After my Googling was completed, I discovered that a bookmobile is a van that carries books on shelves in such a way that when you slide open the side door of the van, you can go in and look around and buy books, or check them out if it’s a library bookmobile. It’s like an ice cream truck, but with books. Isn’t that awesome?!
Now, down at the bottom of the Wikipedia article was a list that I found even more interesting: Non-vehicular mobile libraries. For example, in Kenya there is a Camel Library Service, where twelve camels deliver 7000 books daily to rural villages with no other access to books. Camel libraries. They have boxes of books on their backs, and they take them places, and people can read them.
Zimbabwe has a donkey-driven mobile library that also has an internet hotspot and access to multimedia. It’s the Internet Donkey. Someone needs to draw that, okay? Maybe me. Colombia also has a donkey-driven mobile library, called the BiblioBurro. It’s run by a teacher named Luis Serrano and he has two donkeys named Alfa and Beto, and they take books to children in rural villages twice a week.
In Norway, there is a library ship. It’s called the Epos, and it sails up and down the coast with books in its hold. It has room for 6000 books, and carries a captain, two able seamen, three librarians, and a performer. They go to all the teeny tiny twenty-family villages and bring books and cultural events to children. Isn’t that cool?! It’s a floating library.
Also, in Thailand, they have elephant libraries. The elephants are used to take books and IT services to people in villages with no library service. IT Elephant. Also needs to be drawn.

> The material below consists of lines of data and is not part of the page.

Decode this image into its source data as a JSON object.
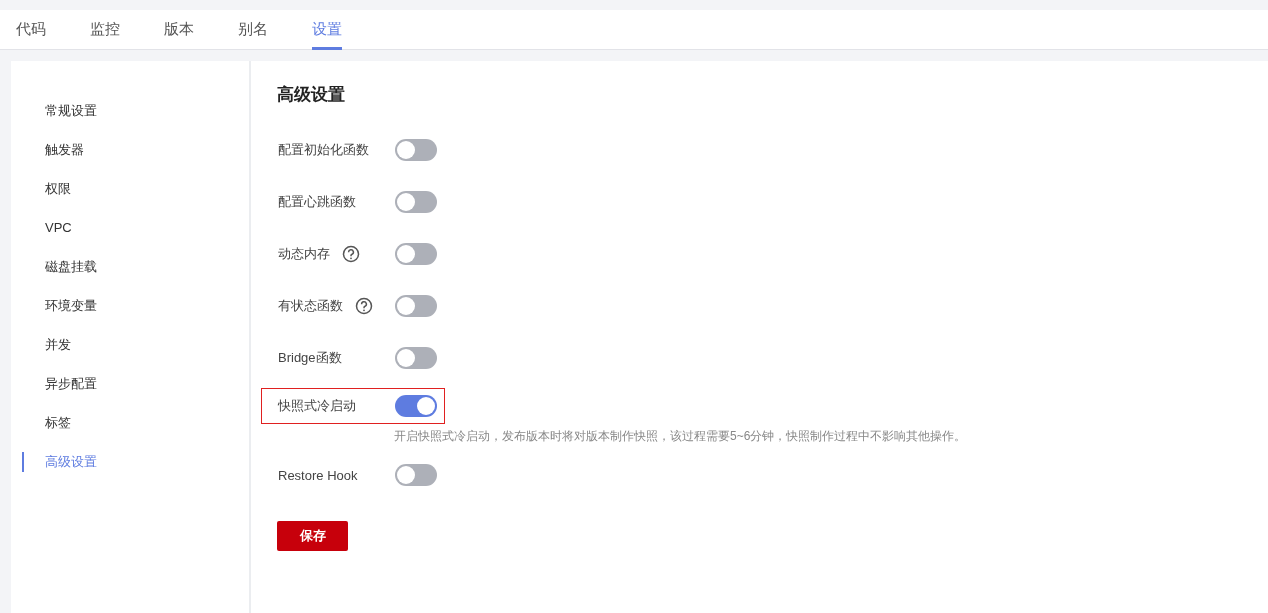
{
  "tabs": [
    {
      "label": "代码",
      "selected": false
    },
    {
      "label": "监控",
      "selected": false
    },
    {
      "label": "版本",
      "selected": false
    },
    {
      "label": "别名",
      "selected": false
    },
    {
      "label": "设置",
      "selected": true
    }
  ],
  "sidebar": {
    "items": [
      {
        "label": "常规设置",
        "selected": false
      },
      {
        "label": "触发器",
        "selected": false
      },
      {
        "label": "权限",
        "selected": false
      },
      {
        "label": "VPC",
        "selected": false
      },
      {
        "label": "磁盘挂载",
        "selected": false
      },
      {
        "label": "环境变量",
        "selected": false
      },
      {
        "label": "并发",
        "selected": false
      },
      {
        "label": "异步配置",
        "selected": false
      },
      {
        "label": "标签",
        "selected": false
      },
      {
        "label": "高级设置",
        "selected": true
      }
    ]
  },
  "content": {
    "title": "高级设置",
    "settings": [
      {
        "label": "配置初始化函数",
        "on": false,
        "help": false,
        "highlighted": false
      },
      {
        "label": "配置心跳函数",
        "on": false,
        "help": false,
        "highlighted": false
      },
      {
        "label": "动态内存",
        "on": false,
        "help": true,
        "highlighted": false
      },
      {
        "label": "有状态函数",
        "on": false,
        "help": true,
        "highlighted": false
      },
      {
        "label": "Bridge函数",
        "on": false,
        "help": false,
        "highlighted": false
      },
      {
        "label": "快照式冷启动",
        "on": true,
        "help": false,
        "highlighted": true,
        "description": "开启快照式冷启动，发布版本时将对版本制作快照，该过程需要5~6分钟，快照制作过程中不影响其他操作。"
      },
      {
        "label": "Restore Hook",
        "on": false,
        "help": false,
        "highlighted": false
      }
    ],
    "save_button": "保存"
  }
}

Thailand apparently has a lot of different kinds of mobile libraries, including abandoned train cars being stopped at out-of-the-way stations and stocked with books.
If you want more information and a, really, stunningly comprehensive look at mobile libraries throughout the century, mainly focusing on the 1930s, including many awesome pictures of old-timey horse and wagon-drawn libraries, check out this website here: http://eduscapes.com/history/contemporary/1930.htm